Home, in this case, is Whidbey Island. Or, as we always called it many years ago: The Island.

On Whidbey Island, just to the North of Oak Harbor, near the main entrance to the air station, there’s a sign welcoming visitors. The sign, for decades, has read, “Please pardon our noise. It is the sound of freedom.”

Freedom is powerful there. Sometimes the sound of freedom is so powerful that you can feel it — almost reach out and touch it.

It seems strange, but growing up on Whidbey Island, that noise was something that to me was a natural part of life. Sometimes, that sound saturated the countryside at 2AM; flight crews practicing touch and go landings in all weather conditions before being sent back out to a carrier.

Sometimes, we couldn’t hear the sound for days or weeks — usually when all of the squadrons were out to sea — things felt misaligned when that sound was gone. Something wrong with the universe, it seemed.

Yet when they returned, their exhaust note seemed almost to sing.

Newcomers to The Island — if not attached to the Navy (or aviation) — often disliked that sound. But the Navy and the natives knew that the sound of those twin engines, neatly tucked into the bellies of Intruders and Prowlers, kept the economy of Whidbey Island running. In a way, it was the pulse of Oak Harbor and Whidbey Island.

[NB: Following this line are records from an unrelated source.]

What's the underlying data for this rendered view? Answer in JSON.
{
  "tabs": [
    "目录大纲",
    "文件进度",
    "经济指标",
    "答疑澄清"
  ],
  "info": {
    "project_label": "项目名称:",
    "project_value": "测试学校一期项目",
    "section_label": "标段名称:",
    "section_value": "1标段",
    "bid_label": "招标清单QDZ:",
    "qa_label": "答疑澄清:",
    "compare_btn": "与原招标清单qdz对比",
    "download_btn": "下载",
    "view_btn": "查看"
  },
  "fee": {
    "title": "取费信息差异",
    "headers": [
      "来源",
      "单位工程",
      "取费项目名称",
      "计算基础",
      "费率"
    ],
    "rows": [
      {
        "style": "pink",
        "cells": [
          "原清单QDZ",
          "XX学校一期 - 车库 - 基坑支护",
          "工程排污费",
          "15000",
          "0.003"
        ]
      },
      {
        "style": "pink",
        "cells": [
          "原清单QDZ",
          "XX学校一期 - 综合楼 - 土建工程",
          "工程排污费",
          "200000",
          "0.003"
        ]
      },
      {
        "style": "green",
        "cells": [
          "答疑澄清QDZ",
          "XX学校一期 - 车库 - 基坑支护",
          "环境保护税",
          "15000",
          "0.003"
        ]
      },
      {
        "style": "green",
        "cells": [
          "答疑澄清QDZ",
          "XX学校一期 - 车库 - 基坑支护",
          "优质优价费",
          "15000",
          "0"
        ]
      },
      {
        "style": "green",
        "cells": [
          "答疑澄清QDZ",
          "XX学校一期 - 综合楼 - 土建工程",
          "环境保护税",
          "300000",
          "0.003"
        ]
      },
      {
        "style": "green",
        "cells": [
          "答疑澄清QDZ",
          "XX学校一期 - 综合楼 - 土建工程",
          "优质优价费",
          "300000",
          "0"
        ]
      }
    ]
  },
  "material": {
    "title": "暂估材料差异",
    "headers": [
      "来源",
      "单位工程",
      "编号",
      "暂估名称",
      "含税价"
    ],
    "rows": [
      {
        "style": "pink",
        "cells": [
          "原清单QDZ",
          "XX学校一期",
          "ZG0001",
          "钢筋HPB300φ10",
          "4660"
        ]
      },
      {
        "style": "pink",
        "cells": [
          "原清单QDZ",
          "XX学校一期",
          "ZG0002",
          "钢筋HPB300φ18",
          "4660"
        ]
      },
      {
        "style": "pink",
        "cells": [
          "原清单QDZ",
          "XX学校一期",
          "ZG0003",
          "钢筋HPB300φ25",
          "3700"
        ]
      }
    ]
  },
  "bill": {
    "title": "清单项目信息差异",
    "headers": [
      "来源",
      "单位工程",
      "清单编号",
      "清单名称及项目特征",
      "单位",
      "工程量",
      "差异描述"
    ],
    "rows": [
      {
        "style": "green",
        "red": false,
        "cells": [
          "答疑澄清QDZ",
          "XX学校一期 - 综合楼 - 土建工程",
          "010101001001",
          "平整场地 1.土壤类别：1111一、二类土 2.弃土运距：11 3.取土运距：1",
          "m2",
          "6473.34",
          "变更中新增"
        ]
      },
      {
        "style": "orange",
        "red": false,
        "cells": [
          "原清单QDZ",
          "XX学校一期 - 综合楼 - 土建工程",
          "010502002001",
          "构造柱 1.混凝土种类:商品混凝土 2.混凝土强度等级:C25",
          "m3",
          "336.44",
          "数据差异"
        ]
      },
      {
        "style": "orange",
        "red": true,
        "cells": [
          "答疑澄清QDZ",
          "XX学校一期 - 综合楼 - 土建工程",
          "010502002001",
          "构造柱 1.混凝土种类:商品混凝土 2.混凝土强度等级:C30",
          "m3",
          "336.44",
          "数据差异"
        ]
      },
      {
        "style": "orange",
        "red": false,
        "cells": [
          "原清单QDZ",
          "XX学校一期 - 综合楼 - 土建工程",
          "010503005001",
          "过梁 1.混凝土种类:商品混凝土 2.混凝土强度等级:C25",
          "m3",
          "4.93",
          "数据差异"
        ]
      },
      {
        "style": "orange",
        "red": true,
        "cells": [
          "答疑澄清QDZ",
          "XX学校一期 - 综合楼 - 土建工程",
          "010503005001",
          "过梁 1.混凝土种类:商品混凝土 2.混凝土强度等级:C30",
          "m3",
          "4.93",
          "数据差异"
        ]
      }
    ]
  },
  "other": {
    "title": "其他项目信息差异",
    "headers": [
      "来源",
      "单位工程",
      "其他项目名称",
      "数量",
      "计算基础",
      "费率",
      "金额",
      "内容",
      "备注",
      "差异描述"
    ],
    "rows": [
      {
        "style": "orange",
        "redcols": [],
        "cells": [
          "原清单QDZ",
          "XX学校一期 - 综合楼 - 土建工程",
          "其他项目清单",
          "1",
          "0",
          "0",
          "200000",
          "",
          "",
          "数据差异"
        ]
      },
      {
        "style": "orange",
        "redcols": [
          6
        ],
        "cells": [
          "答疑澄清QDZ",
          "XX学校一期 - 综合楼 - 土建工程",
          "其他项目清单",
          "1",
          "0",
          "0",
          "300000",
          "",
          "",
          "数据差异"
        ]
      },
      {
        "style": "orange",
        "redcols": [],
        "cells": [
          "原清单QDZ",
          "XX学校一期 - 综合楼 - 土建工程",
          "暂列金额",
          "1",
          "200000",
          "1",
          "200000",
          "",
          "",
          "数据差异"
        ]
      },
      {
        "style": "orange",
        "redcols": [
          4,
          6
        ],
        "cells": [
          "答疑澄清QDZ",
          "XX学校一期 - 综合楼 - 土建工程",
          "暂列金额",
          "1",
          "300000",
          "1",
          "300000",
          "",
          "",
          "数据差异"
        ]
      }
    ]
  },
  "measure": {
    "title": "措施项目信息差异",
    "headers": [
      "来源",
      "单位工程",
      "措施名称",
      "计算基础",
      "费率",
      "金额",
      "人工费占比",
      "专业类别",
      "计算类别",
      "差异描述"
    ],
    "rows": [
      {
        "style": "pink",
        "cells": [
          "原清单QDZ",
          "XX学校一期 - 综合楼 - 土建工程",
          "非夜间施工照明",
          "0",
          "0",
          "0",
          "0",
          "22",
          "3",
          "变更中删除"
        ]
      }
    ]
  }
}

While I have been back from time to time, it’s now been about 23 years since I left my childhood home of Whidbey Island. I still remember and very much miss the power, the presence, The Sound of Freedom, in the song sung by the Prowlers.

Tactical Stuff


Seems that everything has gone “Tactical” to some degree.  Here are some serious, some fun.

I’d like to try the Tactical Beer.

The Tactical Tether seems to me to be a good idea.

The Tactical Mug looks awesome.  Want.  (US$280).

Tactical Kilt?  Oh, yeah.  Especially with the Tactical Sporran. Though I prefer Utilikilts ($200 – $300) and Amerikilts ($100).

The Tactical Sandals look kinda cool, but I don’t like those kind. I prefer something a bit more functional in sandals; inexpensive is good, too. Though logic says, if you need tactical footwear, then get some good boots… like the kind that Uncle issues to soldiers.